Leichner hit his tee shot to 20 feet before Hank Shaheen, who was two shots back, stuck his to a foot from the hole. With Shaheen almost assured of picking up a shot to create a 1-shot margin with one one to play, Leichner drained his putt to take the wind out Shaheen’s sails.
“I knew if I was in (Shaheen’s) situation, that would have hurt,” Leichner said. “Honestly, I felt kind of bad for him so I didn’t really do any fist-pumping or anything when I made the putt.”
With a 2-shot lead, Leichner played the final hole conservatively by hitting 3-wood off the tee, but wound up making birdie anyway. He finished the tournament at 1-under-par 72-72-71—215.
“The first day was a bad 72 and the second day was a good 72,” Leichner said. “I made so many dumb bogeys the first round, that should have been a 67. But overall, I’m pleased with how I played this week – I didn’t have my ‘A’ game or maybe even my ‘B’ game, but I was able to stay patient and calm.

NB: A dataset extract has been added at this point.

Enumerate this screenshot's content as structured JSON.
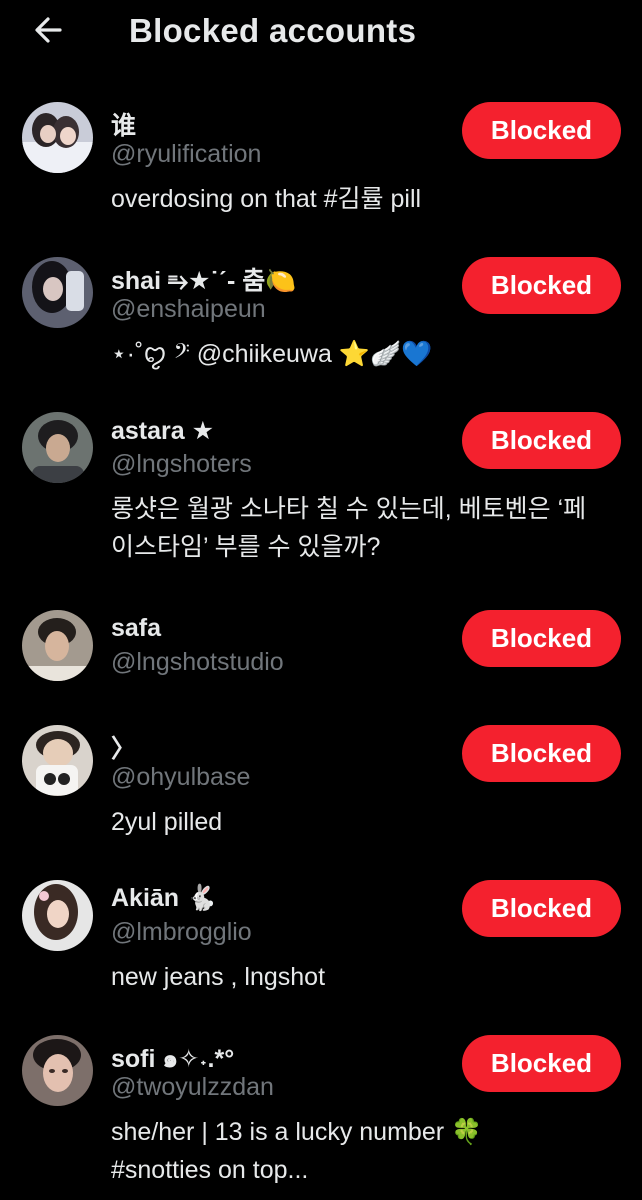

“I had three goals coming into this week: 1. Play with patience, 2. Get into the final group on Sunday, and 3. Win. Well, I made all three.”
Leichner went into the event knowing full well this would be his last as an amateur. He is busy securing sponsors to help pave the way for a professional career he hopes to use as a Christian ministry. Both athleticism and ministry run through his blood, but he’ll be the first in his family to travel the road of pro sports.

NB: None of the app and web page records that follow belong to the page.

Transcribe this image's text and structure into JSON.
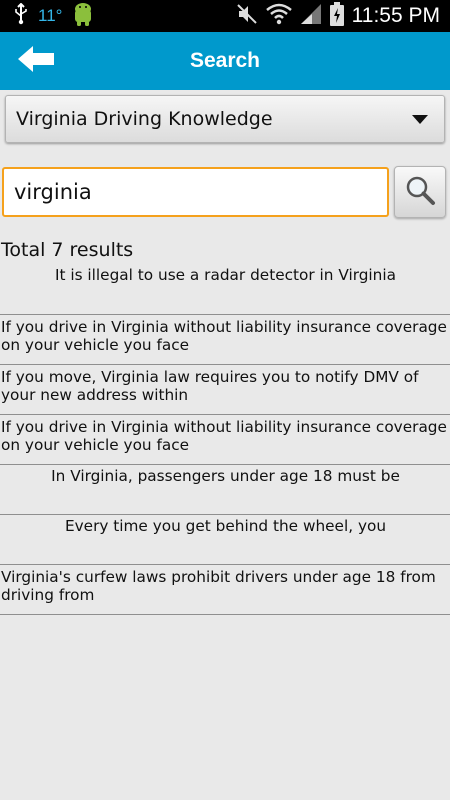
{
  "status_bar": {
    "temperature": "11°",
    "time": "11:55 PM",
    "icons": [
      "usb-icon",
      "android-icon",
      "mute-icon",
      "wifi-icon",
      "signal-icon",
      "battery-icon"
    ]
  },
  "app_bar": {
    "title": "Search",
    "back_icon": "back-arrow-icon",
    "color": "#0099cc"
  },
  "category_spinner": {
    "selected": "Virginia Driving Knowledge"
  },
  "search": {
    "value": "virginia",
    "focus_color": "#f5a11c",
    "button_icon": "magnifier-icon"
  },
  "results_total": "Total 7 results",
  "results": [
    {
      "text": "It is illegal to use a radar detector in Virginia",
      "align": "center"
    },
    {
      "text": "If you drive in Virginia without liability insurance coverage on your vehicle you face",
      "align": "left"
    },
    {
      "text": "If you move, Virginia law requires you to notify DMV of your new address within",
      "align": "left"
    },
    {
      "text": "If you drive in Virginia without liability insurance coverage on your vehicle you face",
      "align": "left"
    },
    {
      "text": "In Virginia, passengers under age 18 must be",
      "align": "center"
    },
    {
      "text": "Every time you get behind the wheel, you",
      "align": "center"
    },
    {
      "text": "Virginia's curfew laws prohibit drivers under age 18 from driving from",
      "align": "left"
    }
  ]
}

Leichner’s cousin, Grant Leabetter, eschewed a signing bonus with the Philadelphia Phillies in order to enter the ministry. His great-grandfather once had the opportunity to sign with the New York Yankees where he would have been teammates with Babe Ruth, but he chose to enter the ministry as well.

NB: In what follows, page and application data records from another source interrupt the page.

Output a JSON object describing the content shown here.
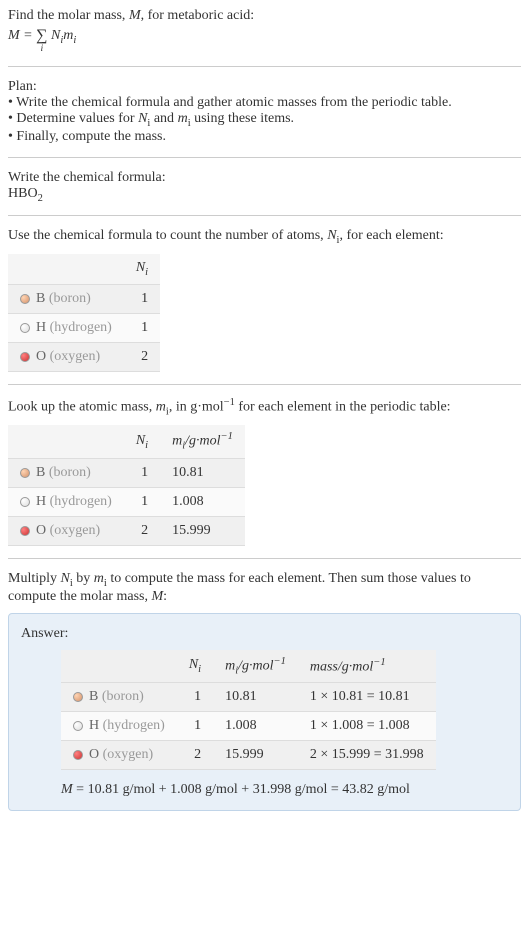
{
  "intro": {
    "line1": "Find the molar mass, ",
    "line1_var": "M",
    "line1_end": ", for metaboric acid:",
    "formula_lhs": "M",
    "formula_eq": " = ",
    "sigma": "∑",
    "sigma_sub": "i",
    "formula_rhs1": "N",
    "formula_rhs1_sub": "i",
    "formula_rhs2": "m",
    "formula_rhs2_sub": "i"
  },
  "plan": {
    "heading": "Plan:",
    "bullet1": "• Write the chemical formula and gather atomic masses from the periodic table.",
    "bullet2_start": "• Determine values for ",
    "bullet2_n": "N",
    "bullet2_nsub": "i",
    "bullet2_and": " and ",
    "bullet2_m": "m",
    "bullet2_msub": "i",
    "bullet2_end": " using these items.",
    "bullet3": "• Finally, compute the mass."
  },
  "chemformula": {
    "heading": "Write the chemical formula:",
    "formula": "HBO",
    "formula_sub": "2"
  },
  "count": {
    "heading_start": "Use the chemical formula to count the number of atoms, ",
    "heading_n": "N",
    "heading_nsub": "i",
    "heading_end": ", for each element:",
    "col_n": "N",
    "col_n_sub": "i"
  },
  "elements": [
    {
      "symbol": "B",
      "name": "(boron)",
      "dot": "dot-boron",
      "n": "1",
      "m": "10.81",
      "mass": "1 × 10.81 = 10.81"
    },
    {
      "symbol": "H",
      "name": "(hydrogen)",
      "dot": "dot-hydrogen",
      "n": "1",
      "m": "1.008",
      "mass": "1 × 1.008 = 1.008"
    },
    {
      "symbol": "O",
      "name": "(oxygen)",
      "dot": "dot-oxygen",
      "n": "2",
      "m": "15.999",
      "mass": "2 × 15.999 = 31.998"
    }
  ],
  "lookup": {
    "heading_start": "Look up the atomic mass, ",
    "heading_m": "m",
    "heading_msub": "i",
    "heading_mid": ", in g·mol",
    "heading_sup": "−1",
    "heading_end": " for each element in the periodic table:",
    "col_m": "m",
    "col_m_sub": "i",
    "col_m_unit": "/g·mol",
    "col_m_sup": "−1"
  },
  "multiply": {
    "heading_start": "Multiply ",
    "heading_n": "N",
    "heading_nsub": "i",
    "heading_by": " by ",
    "heading_m": "m",
    "heading_msub": "i",
    "heading_end": " to compute the mass for each element. Then sum those values to compute the molar mass, ",
    "heading_mvar": "M",
    "heading_colon": ":"
  },
  "answer": {
    "label": "Answer:",
    "col_mass": "mass/g·mol",
    "col_mass_sup": "−1",
    "final_m": "M",
    "final_eq": " = 10.81 g/mol + 1.008 g/mol + 31.998 g/mol = 43.82 g/mol"
  }
}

“Grant inspired me to turn pro. I thought about entering the ministry, but I see pro golf as my ministry. Whenever I think I might get mad about a bad shot or bad break, I’ll just think how blessed I am to be playing golf for a living.”
Leichner knows he’s taking a huge leap. He doesn’t have the junior titles or big-time college pedigree that others his age are taking with them to the pros – he played at NAIA school Evangel University and even took a year away from the game amid what he termed “family issues.” But his enthusiasm for the game and his pending mission have given him a strong drive.
“I think I have the talent (for the professional ranks), but it’s more than that I’ll need,” Leichner said. “It’s the mental part of the game that separates the players and that’s what I’ve got to work on – being patient, managing my game.”
If this past week was any measure of where Leichner stands, consider it a good sign.
Joining Leichner as champions this week were Ken Carlyle (A Flight, 80-75-75—230), Deon Cook (B Flight, 81-86-87—254), Nelson Sanchez (C Flight, 87-88-81—256) and Steve Eberly (D Flight, 95-88-91—274).
Golfweek Amateur Tour Championship
Hunter Leichner 72-72-71—215
Hank Shaheen 74-69-75—218
Joe Jaspers 72-73-75—220
Rich Campbell 74-70-78—222
Ben Hargis 71-72-79—222
David Schmidt 72-75-77—224
Josh Earnest 74-75-76—225
Chad Frank 74-72-79—225
Andrew Tindall 75-72-78—225
Ken Carlyle* 80-75-75—230
Tim Rusk 76-79-75—230
Stephen Kauble 75-82-74—231
Dominque Schildnecht 78-79-76—233
Randy Dees 82-78-75—235
Deon Cook 81-86-87—254
Dave Boger 88-80-87--255
Andres Lopez 92-81-84—257
John Burton 82-89-89—260
Katelin Sloan 86-84-90—260
Nelson Sanchez 87-88-81—256
Badal Arora 83-84-93—260
Elvis Sheahan 84-92-87—263
Skip Calinda 88-84-91—263
Clint Payton 82-88-96—266
Steve Eberly 95-88-91—274
Ken Matzabaugh 92-85-98—275
Victoria Greene 92-93-91—276
Marcus Brown 90-93-93—276
Po Lehman 91-92-94--277